TASK TO CARRY OUT: Output the listing exactly as written, apart from its pictures.

-------------------------

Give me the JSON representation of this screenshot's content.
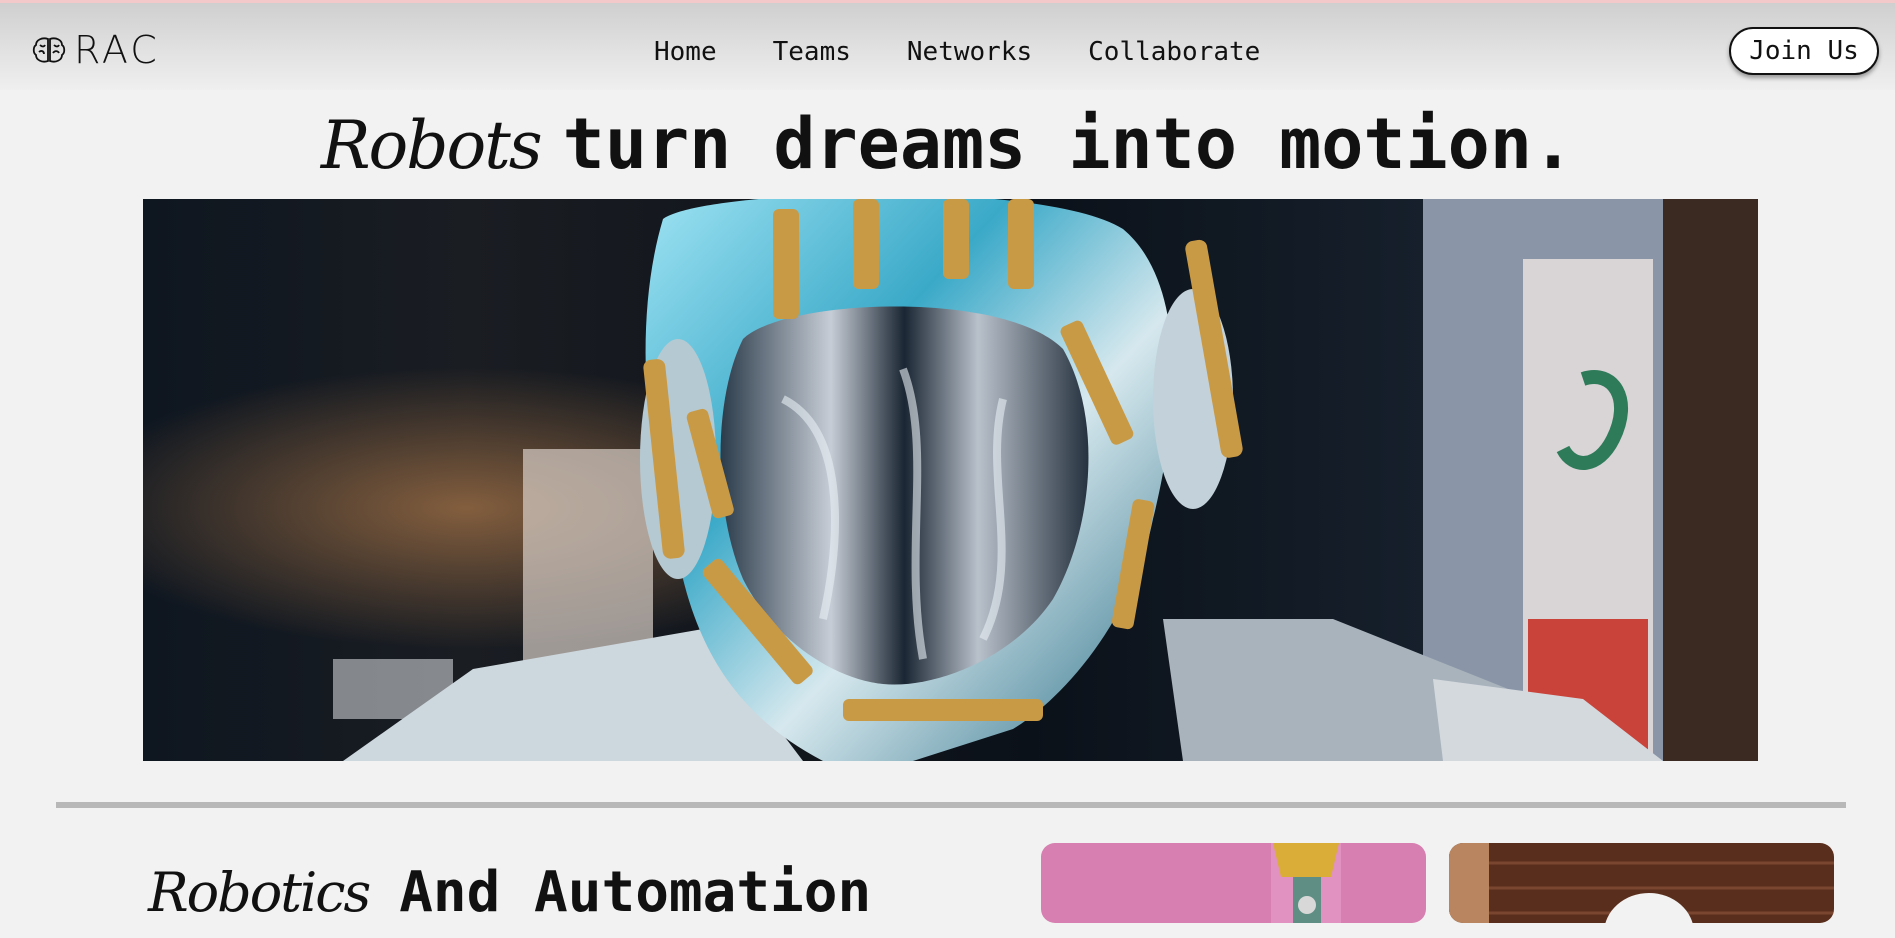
{
  "header": {
    "logo_text": "RAC",
    "nav": [
      "Home",
      "Teams",
      "Networks",
      "Collaborate"
    ],
    "join_label": "Join Us"
  },
  "hero": {
    "script_word": "Robots",
    "headline": "turn dreams into motion."
  },
  "section": {
    "script_word": "Robotics",
    "title": "And Automation"
  },
  "icons": {
    "logo_icon": "brain-icon"
  },
  "colors": {
    "background": "#f2f2f2",
    "divider": "#b8b8b8",
    "card_pink": "#d77fb0"
  }
}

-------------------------

EXPECTED OUTPUT:
Give me the JSON representation of this screenshot's content.
{
  "header": {
    "logo_text": "RAC",
    "nav": [
      "Home",
      "Teams",
      "Networks",
      "Collaborate"
    ],
    "join_label": "Join Us"
  },
  "hero": {
    "script_word": "Robots",
    "headline": "turn dreams into motion."
  },
  "section": {
    "script_word": "Robotics",
    "title": "And Automation"
  },
  "icons": {
    "logo_icon": "brain-icon"
  },
  "colors": {
    "background": "#f2f2f2",
    "divider": "#b8b8b8",
    "card_pink": "#d77fb0"
  }
}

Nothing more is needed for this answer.